On Friday evening, Padmé carefully washes her face free of its white powder and red highlights, squeezes Sabé's shoulder in farewell and thanks as they switch places, and slips out a side door of the palace to lose herself in the crowds of people heading home after a long day of work.
Her parents’ house is a good half-hour’s walk away but the weather is beautiful, so she takes her time on the familiar route, stopping to smell flowers in window boxes and to enjoy the cool breeze on skin mercifully free of heavy draped cloth.
Padmé is the last to arrive, and has to endure some friendly ribbing from her sister Sola, four months pregnant and impatient for dinner.
The sun’s last rays stream softly through the window as the Naberrie family gathers around the table. Padmé’s mother lights the candles, and then covers her eyes to recite the blessing. Padmé closes her eyes as well. She feels Sola catch her hand on one side, and reaches out for her father on the other. He pulls her close, and she sighs, letting her worries about the state of the planet drain away.
Her father pours wine for the family, with the exception of Sola, who makes a face at the berry juice in her glass. Together, they raise their glasses and sing the blessing over the wine, Sola’s clear soprano mixing beautifully with their father’s resonant bass.

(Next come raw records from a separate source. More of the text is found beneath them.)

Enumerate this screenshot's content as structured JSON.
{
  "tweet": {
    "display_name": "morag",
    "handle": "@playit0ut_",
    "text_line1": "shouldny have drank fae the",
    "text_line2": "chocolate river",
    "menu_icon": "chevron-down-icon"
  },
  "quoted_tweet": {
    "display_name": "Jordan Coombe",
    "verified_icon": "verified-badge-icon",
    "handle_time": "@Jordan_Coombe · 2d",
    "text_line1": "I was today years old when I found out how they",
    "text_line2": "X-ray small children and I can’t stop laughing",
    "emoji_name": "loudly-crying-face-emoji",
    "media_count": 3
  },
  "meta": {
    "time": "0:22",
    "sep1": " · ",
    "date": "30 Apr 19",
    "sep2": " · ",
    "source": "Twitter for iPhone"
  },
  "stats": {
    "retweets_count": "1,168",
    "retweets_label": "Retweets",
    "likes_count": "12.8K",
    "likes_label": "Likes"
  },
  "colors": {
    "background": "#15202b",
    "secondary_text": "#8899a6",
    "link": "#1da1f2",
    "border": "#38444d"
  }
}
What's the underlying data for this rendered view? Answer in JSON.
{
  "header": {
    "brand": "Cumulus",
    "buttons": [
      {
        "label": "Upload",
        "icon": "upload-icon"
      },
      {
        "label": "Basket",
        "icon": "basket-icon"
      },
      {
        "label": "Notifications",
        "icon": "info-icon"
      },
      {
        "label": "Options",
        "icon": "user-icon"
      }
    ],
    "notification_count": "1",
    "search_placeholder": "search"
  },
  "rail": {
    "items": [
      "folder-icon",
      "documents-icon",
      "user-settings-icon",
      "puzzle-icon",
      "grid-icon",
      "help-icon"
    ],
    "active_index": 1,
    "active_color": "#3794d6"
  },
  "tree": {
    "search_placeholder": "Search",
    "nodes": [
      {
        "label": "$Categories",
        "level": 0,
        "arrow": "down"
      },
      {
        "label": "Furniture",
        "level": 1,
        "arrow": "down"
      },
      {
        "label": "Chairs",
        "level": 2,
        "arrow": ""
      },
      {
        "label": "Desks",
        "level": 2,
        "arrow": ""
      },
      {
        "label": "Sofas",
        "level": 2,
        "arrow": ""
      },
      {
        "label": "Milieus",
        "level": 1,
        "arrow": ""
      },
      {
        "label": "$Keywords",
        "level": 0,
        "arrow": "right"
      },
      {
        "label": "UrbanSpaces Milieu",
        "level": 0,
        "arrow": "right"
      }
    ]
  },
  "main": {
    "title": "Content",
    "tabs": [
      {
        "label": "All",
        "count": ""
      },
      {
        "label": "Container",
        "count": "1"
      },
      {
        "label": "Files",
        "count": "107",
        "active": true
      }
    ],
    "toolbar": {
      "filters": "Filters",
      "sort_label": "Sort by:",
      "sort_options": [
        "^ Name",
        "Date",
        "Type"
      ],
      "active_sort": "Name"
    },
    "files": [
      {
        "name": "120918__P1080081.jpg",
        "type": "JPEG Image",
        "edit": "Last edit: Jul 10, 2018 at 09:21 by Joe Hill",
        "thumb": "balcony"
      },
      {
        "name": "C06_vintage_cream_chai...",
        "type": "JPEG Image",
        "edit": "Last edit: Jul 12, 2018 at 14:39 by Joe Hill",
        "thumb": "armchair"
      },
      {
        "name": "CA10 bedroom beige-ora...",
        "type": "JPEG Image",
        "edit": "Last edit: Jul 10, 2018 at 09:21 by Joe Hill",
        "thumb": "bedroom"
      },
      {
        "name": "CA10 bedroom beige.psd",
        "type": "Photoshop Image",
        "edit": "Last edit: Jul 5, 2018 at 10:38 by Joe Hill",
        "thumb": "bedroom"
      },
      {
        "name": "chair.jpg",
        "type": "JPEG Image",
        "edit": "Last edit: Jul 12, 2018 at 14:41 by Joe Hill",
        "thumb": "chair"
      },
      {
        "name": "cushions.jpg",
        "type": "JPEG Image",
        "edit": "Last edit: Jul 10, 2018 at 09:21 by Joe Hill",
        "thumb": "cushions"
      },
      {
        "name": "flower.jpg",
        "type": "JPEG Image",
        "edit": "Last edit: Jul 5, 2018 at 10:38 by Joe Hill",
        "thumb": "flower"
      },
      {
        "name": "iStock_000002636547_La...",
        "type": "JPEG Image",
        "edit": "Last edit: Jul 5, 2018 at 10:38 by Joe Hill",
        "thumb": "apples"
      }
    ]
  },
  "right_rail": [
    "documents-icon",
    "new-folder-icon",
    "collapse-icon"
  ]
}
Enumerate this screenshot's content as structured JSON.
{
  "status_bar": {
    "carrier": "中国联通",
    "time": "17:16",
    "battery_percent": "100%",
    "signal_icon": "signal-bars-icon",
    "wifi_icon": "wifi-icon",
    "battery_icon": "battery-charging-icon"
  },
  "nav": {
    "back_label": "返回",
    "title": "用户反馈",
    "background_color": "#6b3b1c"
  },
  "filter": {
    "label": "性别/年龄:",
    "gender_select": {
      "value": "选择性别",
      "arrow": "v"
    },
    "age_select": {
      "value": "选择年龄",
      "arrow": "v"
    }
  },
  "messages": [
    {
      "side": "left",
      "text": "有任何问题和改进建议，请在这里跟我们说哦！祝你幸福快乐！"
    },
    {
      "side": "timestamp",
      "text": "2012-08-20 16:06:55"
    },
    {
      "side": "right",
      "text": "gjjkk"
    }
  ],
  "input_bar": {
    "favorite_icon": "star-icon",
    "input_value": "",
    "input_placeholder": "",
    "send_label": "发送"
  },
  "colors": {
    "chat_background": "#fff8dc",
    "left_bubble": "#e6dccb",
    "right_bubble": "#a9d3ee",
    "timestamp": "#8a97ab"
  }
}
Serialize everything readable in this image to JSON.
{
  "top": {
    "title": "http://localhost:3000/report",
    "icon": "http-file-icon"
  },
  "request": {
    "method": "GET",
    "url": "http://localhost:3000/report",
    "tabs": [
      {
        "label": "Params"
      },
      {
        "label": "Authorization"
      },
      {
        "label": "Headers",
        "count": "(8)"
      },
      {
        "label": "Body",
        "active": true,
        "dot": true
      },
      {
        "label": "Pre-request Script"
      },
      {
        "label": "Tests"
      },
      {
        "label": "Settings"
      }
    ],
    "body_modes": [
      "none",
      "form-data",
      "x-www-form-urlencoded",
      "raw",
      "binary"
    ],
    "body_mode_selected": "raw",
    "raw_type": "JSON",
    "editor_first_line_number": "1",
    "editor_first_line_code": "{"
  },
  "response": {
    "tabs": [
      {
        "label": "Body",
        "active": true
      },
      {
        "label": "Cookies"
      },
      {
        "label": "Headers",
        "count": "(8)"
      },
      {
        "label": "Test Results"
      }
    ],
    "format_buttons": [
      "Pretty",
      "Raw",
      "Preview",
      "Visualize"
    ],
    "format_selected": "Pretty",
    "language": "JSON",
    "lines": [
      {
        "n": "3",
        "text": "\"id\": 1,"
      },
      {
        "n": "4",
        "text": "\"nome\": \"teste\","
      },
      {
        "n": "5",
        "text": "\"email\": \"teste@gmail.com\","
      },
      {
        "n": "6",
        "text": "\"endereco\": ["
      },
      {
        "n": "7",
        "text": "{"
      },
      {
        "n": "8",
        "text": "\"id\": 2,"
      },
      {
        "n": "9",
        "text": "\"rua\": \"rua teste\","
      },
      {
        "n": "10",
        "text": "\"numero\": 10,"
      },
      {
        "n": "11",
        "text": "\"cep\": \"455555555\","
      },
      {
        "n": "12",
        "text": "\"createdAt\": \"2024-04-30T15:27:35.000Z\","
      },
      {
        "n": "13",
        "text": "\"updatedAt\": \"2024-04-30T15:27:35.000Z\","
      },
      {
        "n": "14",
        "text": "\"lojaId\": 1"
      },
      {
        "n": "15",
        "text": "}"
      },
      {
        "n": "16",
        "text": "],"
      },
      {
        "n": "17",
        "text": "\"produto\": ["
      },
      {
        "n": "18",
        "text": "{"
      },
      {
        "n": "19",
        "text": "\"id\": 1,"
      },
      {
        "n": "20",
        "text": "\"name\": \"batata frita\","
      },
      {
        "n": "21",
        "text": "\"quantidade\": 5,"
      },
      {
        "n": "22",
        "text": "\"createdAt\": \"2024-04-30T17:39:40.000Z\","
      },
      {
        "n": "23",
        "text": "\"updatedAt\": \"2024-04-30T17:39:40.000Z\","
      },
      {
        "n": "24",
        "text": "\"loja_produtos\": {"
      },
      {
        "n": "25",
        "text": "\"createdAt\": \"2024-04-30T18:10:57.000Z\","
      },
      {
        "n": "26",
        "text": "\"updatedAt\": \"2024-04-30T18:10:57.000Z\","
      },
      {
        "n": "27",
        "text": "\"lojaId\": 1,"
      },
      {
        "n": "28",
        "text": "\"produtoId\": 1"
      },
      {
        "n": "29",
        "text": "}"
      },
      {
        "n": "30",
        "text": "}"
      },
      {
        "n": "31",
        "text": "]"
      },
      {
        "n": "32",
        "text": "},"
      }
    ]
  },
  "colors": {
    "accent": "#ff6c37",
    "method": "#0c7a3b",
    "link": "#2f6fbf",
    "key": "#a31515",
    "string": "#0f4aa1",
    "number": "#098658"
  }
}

Padmé herself can barely hold a tune, and her mother isn’t much better, but they still pray with loud enthusiasm and gratitude.
Padmé sips her wine and savors the sweetness on her tongue. It’s one of her favorites, made from the fruit of a local vineyard. She always prefers Naboo wines to those imported from offworld - they taste of home in a way that the others don’t.
Sola plucks the cover off of the challah with a dramatic flourish, and curtseys at Padmé’s obliging applause. Padmé is the first to reach out and tear off a chunk. The yeast-y, egg-y scent fills her nose, and she smiles.
They pray once more, giving thanks for the bread from the earth, and then Padmé stuffs the challah into her mouth, starving after a long day of meetings with various heads of state. Her mother tsks at her lack of manners, but after a full week of diplomatic meals requiring more silverware than Padmé had realized the palace even owned, she needs a break from proper decorum.
As they settle down for dinner, Padmé allows herself to relax fully. She has no official duties to perform here, no facade to maintain. Nothing to do but enjoy her day of rest in the company of her family.